Assignment: Retype all data exactly as given. Pictures should not be retyped.

Dataset entries
------------

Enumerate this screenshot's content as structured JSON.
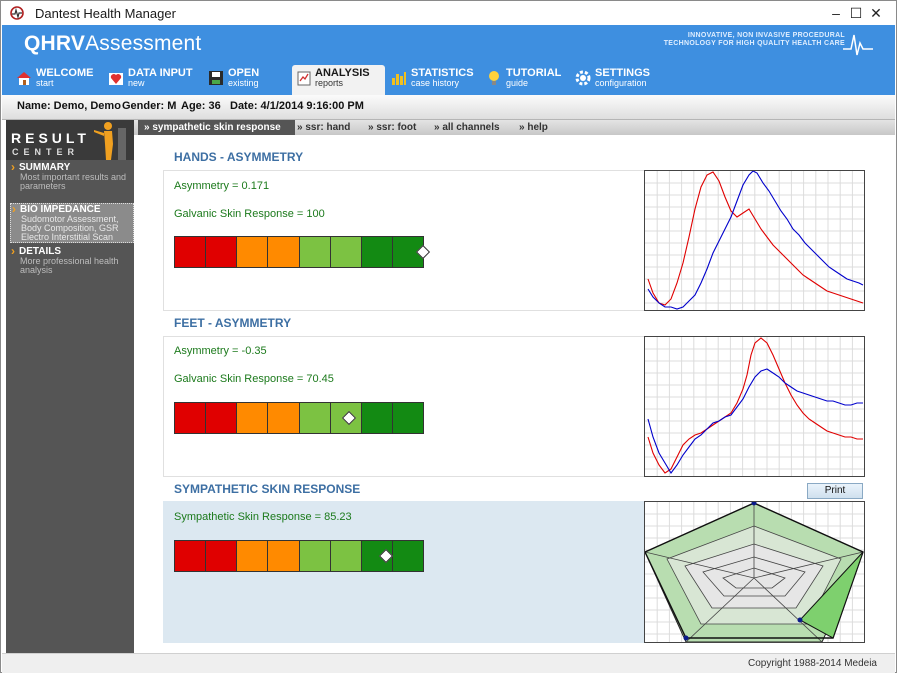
{
  "window": {
    "title": "Dantest Health Manager"
  },
  "header": {
    "brand_bold": "QHRV",
    "brand_rest": "Assessment",
    "tagline_line1": "INNOVATIVE, NON INVASIVE PROCEDURAL",
    "tagline_line2": "TECHNOLOGY FOR HIGH QUALITY HEALTH CARE"
  },
  "nav": [
    {
      "label": "WELCOME",
      "sub": "start",
      "icon": "home-icon"
    },
    {
      "label": "DATA INPUT",
      "sub": "new",
      "icon": "heart-icon"
    },
    {
      "label": "OPEN",
      "sub": "existing",
      "icon": "floppy-icon"
    },
    {
      "label": "ANALYSIS",
      "sub": "reports",
      "icon": "notepad-icon",
      "active": true
    },
    {
      "label": "STATISTICS",
      "sub": "case history",
      "icon": "bar-chart-icon"
    },
    {
      "label": "TUTORIAL",
      "sub": "guide",
      "icon": "lightbulb-icon"
    },
    {
      "label": "SETTINGS",
      "sub": "configuration",
      "icon": "gear-icon"
    }
  ],
  "patient": {
    "name": "Name: Demo, Demo",
    "gender": "Gender: M",
    "age": "Age: 36",
    "date": "Date: 4/1/2014 9:16:00 PM"
  },
  "sidebar": {
    "title": "RESULT",
    "subtitle": "CENTER",
    "items": [
      {
        "title": "SUMMARY",
        "desc": "Most important results and parameters"
      },
      {
        "title": "BIO IMPEDANCE",
        "desc": "Sudomotor Assessment, Body Composition, GSR Electro Interstitial Scan",
        "active": true
      },
      {
        "title": "DETAILS",
        "desc": "More professional health analysis"
      }
    ]
  },
  "subnav": [
    {
      "label": "» sympathetic skin response",
      "active": true
    },
    {
      "label": "» ssr: hand"
    },
    {
      "label": "» ssr: foot"
    },
    {
      "label": "» all channels"
    },
    {
      "label": "» help"
    }
  ],
  "scale_colors": [
    "#e00000",
    "#e00000",
    "#ff8a00",
    "#ff8a00",
    "#7cc242",
    "#7cc242",
    "#138a13",
    "#138a13"
  ],
  "sections": {
    "hands": {
      "title": "HANDS - ASYMMETRY",
      "asymmetry": "Asymmetry = 0.171",
      "gsr": "Galvanic Skin Response = 100",
      "marker_fraction": 1.0
    },
    "feet": {
      "title": "FEET - ASYMMETRY",
      "asymmetry": "Asymmetry = -0.35",
      "gsr": "Galvanic Skin Response = 70.45",
      "marker_fraction": 0.7
    },
    "ssr": {
      "title": "SYMPATHETIC SKIN RESPONSE",
      "value": "Sympathetic Skin Response = 85.23",
      "marker_fraction": 0.85,
      "print_label": "Print"
    }
  },
  "footer": {
    "copyright": "Copyright 1988-2014 Medeia"
  }
}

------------

Exercise answer:
Enumerate this screenshot's content as structured JSON.
{
  "window": {
    "title": "Dantest Health Manager"
  },
  "header": {
    "brand_bold": "QHRV",
    "brand_rest": "Assessment",
    "tagline_line1": "INNOVATIVE, NON INVASIVE PROCEDURAL",
    "tagline_line2": "TECHNOLOGY FOR HIGH QUALITY HEALTH CARE"
  },
  "nav": [
    {
      "label": "WELCOME",
      "sub": "start",
      "icon": "home-icon"
    },
    {
      "label": "DATA INPUT",
      "sub": "new",
      "icon": "heart-icon"
    },
    {
      "label": "OPEN",
      "sub": "existing",
      "icon": "floppy-icon"
    },
    {
      "label": "ANALYSIS",
      "sub": "reports",
      "icon": "notepad-icon",
      "active": true
    },
    {
      "label": "STATISTICS",
      "sub": "case history",
      "icon": "bar-chart-icon"
    },
    {
      "label": "TUTORIAL",
      "sub": "guide",
      "icon": "lightbulb-icon"
    },
    {
      "label": "SETTINGS",
      "sub": "configuration",
      "icon": "gear-icon"
    }
  ],
  "patient": {
    "name": "Name: Demo, Demo",
    "gender": "Gender: M",
    "age": "Age: 36",
    "date": "Date: 4/1/2014 9:16:00 PM"
  },
  "sidebar": {
    "title": "RESULT",
    "subtitle": "CENTER",
    "items": [
      {
        "title": "SUMMARY",
        "desc": "Most important results and parameters"
      },
      {
        "title": "BIO IMPEDANCE",
        "desc": "Sudomotor Assessment, Body Composition, GSR Electro Interstitial Scan",
        "active": true
      },
      {
        "title": "DETAILS",
        "desc": "More professional health analysis"
      }
    ]
  },
  "subnav": [
    {
      "label": "» sympathetic skin response",
      "active": true
    },
    {
      "label": "» ssr: hand"
    },
    {
      "label": "» ssr: foot"
    },
    {
      "label": "» all channels"
    },
    {
      "label": "» help"
    }
  ],
  "scale_colors": [
    "#e00000",
    "#e00000",
    "#ff8a00",
    "#ff8a00",
    "#7cc242",
    "#7cc242",
    "#138a13",
    "#138a13"
  ],
  "sections": {
    "hands": {
      "title": "HANDS - ASYMMETRY",
      "asymmetry": "Asymmetry = 0.171",
      "gsr": "Galvanic Skin Response = 100",
      "marker_fraction": 1.0
    },
    "feet": {
      "title": "FEET - ASYMMETRY",
      "asymmetry": "Asymmetry = -0.35",
      "gsr": "Galvanic Skin Response = 70.45",
      "marker_fraction": 0.7
    },
    "ssr": {
      "title": "SYMPATHETIC SKIN RESPONSE",
      "value": "Sympathetic Skin Response = 85.23",
      "marker_fraction": 0.85,
      "print_label": "Print"
    }
  },
  "footer": {
    "copyright": "Copyright 1988-2014 Medeia"
  }
}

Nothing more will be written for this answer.